## What is expected
Pull out every line below that contains the word "true".

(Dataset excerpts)
%%
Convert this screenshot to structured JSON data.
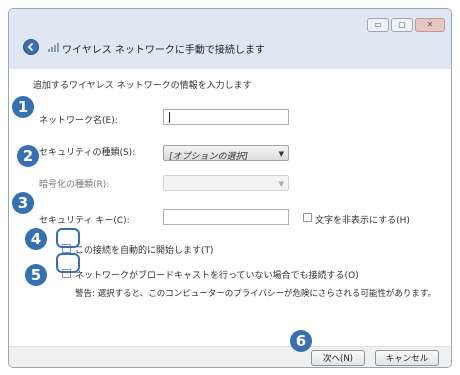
{
  "window": {
    "title": "ワイヤレス ネットワークに手動で接続します",
    "controls": {
      "minimize": "▭",
      "maximize": "▢",
      "close": "✕"
    }
  },
  "form": {
    "instruction": "追加するワイヤレス ネットワークの情報を入力します",
    "network_name_label": "ネットワーク名(E):",
    "network_name_value": "",
    "security_type_label": "セキュリティの種類(S):",
    "security_type_value": "[オプションの選択]",
    "encryption_type_label": "暗号化の種類(R):",
    "encryption_type_value": "",
    "security_key_label": "セキュリティ キー(C):",
    "security_key_value": "",
    "hide_chars_label": "文字を非表示にする(H)",
    "auto_connect_label": "この接続を自動的に開始します(T)",
    "connect_hidden_label": "ネットワークがブロードキャストを行っていない場合でも接続する(O)",
    "warning_text": "警告: 選択すると、このコンピューターのプライバシーが危険にさらされる可能性があります。"
  },
  "footer": {
    "next_label": "次へ(N)",
    "cancel_label": "キャンセル"
  },
  "annotations": [
    "1",
    "2",
    "3",
    "4",
    "5",
    "6"
  ],
  "colors": {
    "badge": "#3570b3",
    "titlebar": "#dfe8f2",
    "footer": "#f0f0f0"
  }
}
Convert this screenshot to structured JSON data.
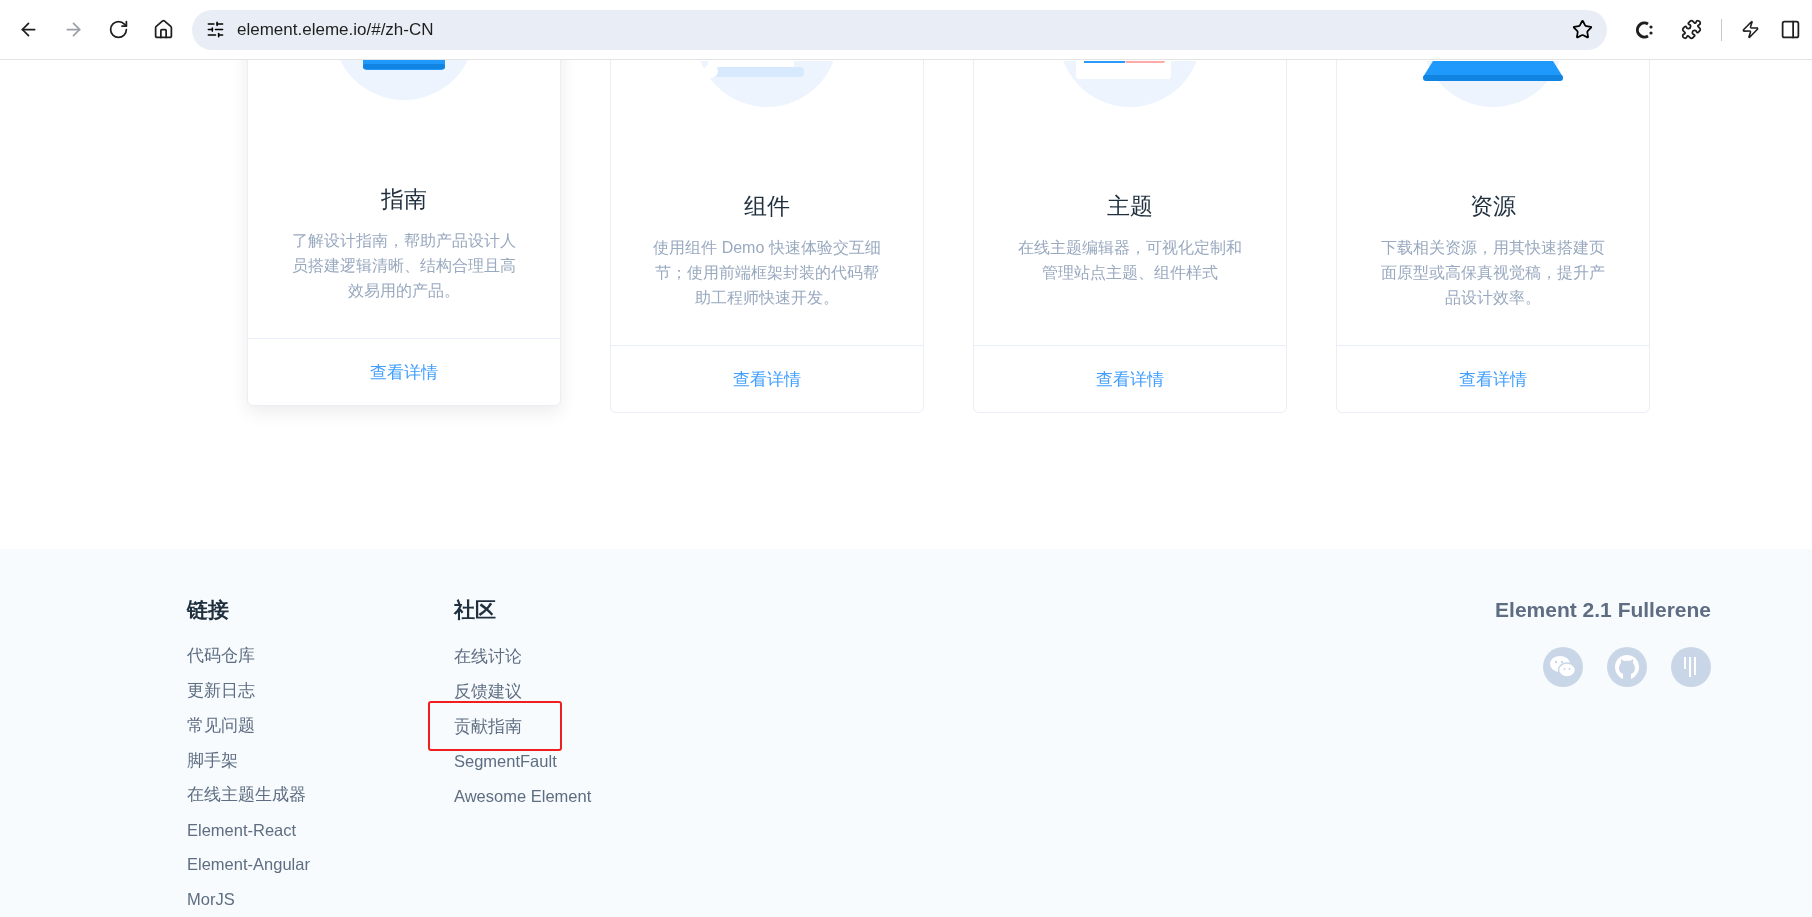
{
  "browser": {
    "nav": [
      {
        "kind": "back",
        "disabled": false
      },
      {
        "kind": "forward",
        "disabled": true
      },
      {
        "kind": "reload",
        "disabled": false
      },
      {
        "kind": "home",
        "disabled": false
      }
    ],
    "url": "element.eleme.io/#/zh-CN"
  },
  "cards": [
    {
      "kind": "guide",
      "title": "指南",
      "description": "了解设计指南，帮助产品设计人员搭建逻辑清晰、结构合理且高效易用的产品。",
      "link": "查看详情",
      "raised": true
    },
    {
      "kind": "component",
      "title": "组件",
      "description": "使用组件 Demo 快速体验交互细节；使用前端框架封装的代码帮助工程师快速开发。",
      "link": "查看详情",
      "raised": false
    },
    {
      "kind": "theme",
      "title": "主题",
      "description": "在线主题编辑器，可视化定制和管理站点主题、组件样式",
      "link": "查看详情",
      "raised": false
    },
    {
      "kind": "resource",
      "title": "资源",
      "description": "下载相关资源，用其快速搭建页面原型或高保真视觉稿，提升产品设计效率。",
      "link": "查看详情",
      "raised": false
    }
  ],
  "footer": {
    "columns": [
      {
        "heading": "链接",
        "links": [
          {
            "label": "代码仓库",
            "highlighted": false
          },
          {
            "label": "更新日志",
            "highlighted": false
          },
          {
            "label": "常见问题",
            "highlighted": false
          },
          {
            "label": "脚手架",
            "highlighted": false
          },
          {
            "label": "在线主题生成器",
            "highlighted": false
          },
          {
            "label": "Element-React",
            "highlighted": false
          },
          {
            "label": "Element-Angular",
            "highlighted": false
          },
          {
            "label": "MorJS",
            "highlighted": false
          }
        ]
      },
      {
        "heading": "社区",
        "links": [
          {
            "label": "在线讨论",
            "highlighted": false
          },
          {
            "label": "反馈建议",
            "highlighted": false
          },
          {
            "label": "贡献指南",
            "highlighted": true
          },
          {
            "label": "SegmentFault",
            "highlighted": false
          },
          {
            "label": "Awesome Element",
            "highlighted": false
          }
        ]
      }
    ],
    "version": "Element 2.1 Fullerene"
  }
}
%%
## Solution below
        "disabled": true
      "raised": true
            "highlighted": true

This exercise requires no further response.